━━━ Records to use ━━━
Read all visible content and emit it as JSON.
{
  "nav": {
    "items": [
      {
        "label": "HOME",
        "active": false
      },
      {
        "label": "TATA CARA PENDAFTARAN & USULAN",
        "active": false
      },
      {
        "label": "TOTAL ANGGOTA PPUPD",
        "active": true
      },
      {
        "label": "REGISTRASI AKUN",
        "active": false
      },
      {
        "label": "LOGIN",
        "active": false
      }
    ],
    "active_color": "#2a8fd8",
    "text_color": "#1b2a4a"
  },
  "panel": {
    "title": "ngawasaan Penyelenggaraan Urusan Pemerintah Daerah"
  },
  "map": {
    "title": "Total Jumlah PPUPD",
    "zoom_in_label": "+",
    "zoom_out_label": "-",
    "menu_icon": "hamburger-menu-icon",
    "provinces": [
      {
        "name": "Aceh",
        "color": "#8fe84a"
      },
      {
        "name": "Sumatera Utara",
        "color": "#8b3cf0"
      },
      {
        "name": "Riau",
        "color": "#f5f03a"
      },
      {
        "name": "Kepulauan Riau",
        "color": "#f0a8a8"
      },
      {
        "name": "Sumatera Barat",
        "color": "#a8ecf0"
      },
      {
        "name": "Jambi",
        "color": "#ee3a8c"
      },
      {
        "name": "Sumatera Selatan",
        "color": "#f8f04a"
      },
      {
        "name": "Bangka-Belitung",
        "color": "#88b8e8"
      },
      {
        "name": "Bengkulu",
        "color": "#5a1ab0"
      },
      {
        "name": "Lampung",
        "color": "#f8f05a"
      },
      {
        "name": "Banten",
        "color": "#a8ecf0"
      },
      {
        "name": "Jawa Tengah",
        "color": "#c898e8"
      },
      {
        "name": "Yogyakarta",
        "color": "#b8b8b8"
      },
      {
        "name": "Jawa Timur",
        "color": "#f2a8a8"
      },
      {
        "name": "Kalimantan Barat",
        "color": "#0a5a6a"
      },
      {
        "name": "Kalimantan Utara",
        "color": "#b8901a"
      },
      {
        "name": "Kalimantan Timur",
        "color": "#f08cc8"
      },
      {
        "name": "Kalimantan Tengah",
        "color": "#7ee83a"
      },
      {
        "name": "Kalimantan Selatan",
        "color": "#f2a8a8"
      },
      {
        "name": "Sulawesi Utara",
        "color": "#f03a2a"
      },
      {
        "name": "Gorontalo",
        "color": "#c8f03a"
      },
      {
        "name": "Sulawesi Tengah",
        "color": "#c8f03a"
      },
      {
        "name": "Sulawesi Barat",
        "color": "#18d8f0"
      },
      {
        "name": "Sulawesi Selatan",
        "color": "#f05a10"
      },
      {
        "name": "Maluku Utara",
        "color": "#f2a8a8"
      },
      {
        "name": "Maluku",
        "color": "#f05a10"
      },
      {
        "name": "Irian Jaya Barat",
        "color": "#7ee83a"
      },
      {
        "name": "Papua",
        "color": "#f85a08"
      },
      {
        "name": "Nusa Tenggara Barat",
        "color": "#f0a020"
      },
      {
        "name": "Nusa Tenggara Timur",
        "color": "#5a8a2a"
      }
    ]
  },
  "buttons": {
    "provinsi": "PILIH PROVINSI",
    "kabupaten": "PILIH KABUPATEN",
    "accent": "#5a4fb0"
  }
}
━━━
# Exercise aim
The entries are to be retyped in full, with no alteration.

# Solution to this exercise
Read all visible content and emit it as JSON.
{
  "nav": {
    "items": [
      {
        "label": "HOME",
        "active": false
      },
      {
        "label": "TATA CARA PENDAFTARAN & USULAN",
        "active": false
      },
      {
        "label": "TOTAL ANGGOTA PPUPD",
        "active": true
      },
      {
        "label": "REGISTRASI AKUN",
        "active": false
      },
      {
        "label": "LOGIN",
        "active": false
      }
    ],
    "active_color": "#2a8fd8",
    "text_color": "#1b2a4a"
  },
  "panel": {
    "title": "ngawasaan Penyelenggaraan Urusan Pemerintah Daerah"
  },
  "map": {
    "title": "Total Jumlah PPUPD",
    "zoom_in_label": "+",
    "zoom_out_label": "-",
    "menu_icon": "hamburger-menu-icon",
    "provinces": [
      {
        "name": "Aceh",
        "color": "#8fe84a"
      },
      {
        "name": "Sumatera Utara",
        "color": "#8b3cf0"
      },
      {
        "name": "Riau",
        "color": "#f5f03a"
      },
      {
        "name": "Kepulauan Riau",
        "color": "#f0a8a8"
      },
      {
        "name": "Sumatera Barat",
        "color": "#a8ecf0"
      },
      {
        "name": "Jambi",
        "color": "#ee3a8c"
      },
      {
        "name": "Sumatera Selatan",
        "color": "#f8f04a"
      },
      {
        "name": "Bangka-Belitung",
        "color": "#88b8e8"
      },
      {
        "name": "Bengkulu",
        "color": "#5a1ab0"
      },
      {
        "name": "Lampung",
        "color": "#f8f05a"
      },
      {
        "name": "Banten",
        "color": "#a8ecf0"
      },
      {
        "name": "Jawa Tengah",
        "color": "#c898e8"
      },
      {
        "name": "Yogyakarta",
        "color": "#b8b8b8"
      },
      {
        "name": "Jawa Timur",
        "color": "#f2a8a8"
      },
      {
        "name": "Kalimantan Barat",
        "color": "#0a5a6a"
      },
      {
        "name": "Kalimantan Utara",
        "color": "#b8901a"
      },
      {
        "name": "Kalimantan Timur",
        "color": "#f08cc8"
      },
      {
        "name": "Kalimantan Tengah",
        "color": "#7ee83a"
      },
      {
        "name": "Kalimantan Selatan",
        "color": "#f2a8a8"
      },
      {
        "name": "Sulawesi Utara",
        "color": "#f03a2a"
      },
      {
        "name": "Gorontalo",
        "color": "#c8f03a"
      },
      {
        "name": "Sulawesi Tengah",
        "color": "#c8f03a"
      },
      {
        "name": "Sulawesi Barat",
        "color": "#18d8f0"
      },
      {
        "name": "Sulawesi Selatan",
        "color": "#f05a10"
      },
      {
        "name": "Maluku Utara",
        "color": "#f2a8a8"
      },
      {
        "name": "Maluku",
        "color": "#f05a10"
      },
      {
        "name": "Irian Jaya Barat",
        "color": "#7ee83a"
      },
      {
        "name": "Papua",
        "color": "#f85a08"
      },
      {
        "name": "Nusa Tenggara Barat",
        "color": "#f0a020"
      },
      {
        "name": "Nusa Tenggara Timur",
        "color": "#5a8a2a"
      }
    ]
  },
  "buttons": {
    "provinsi": "PILIH PROVINSI",
    "kabupaten": "PILIH KABUPATEN",
    "accent": "#5a4fb0"
  }
}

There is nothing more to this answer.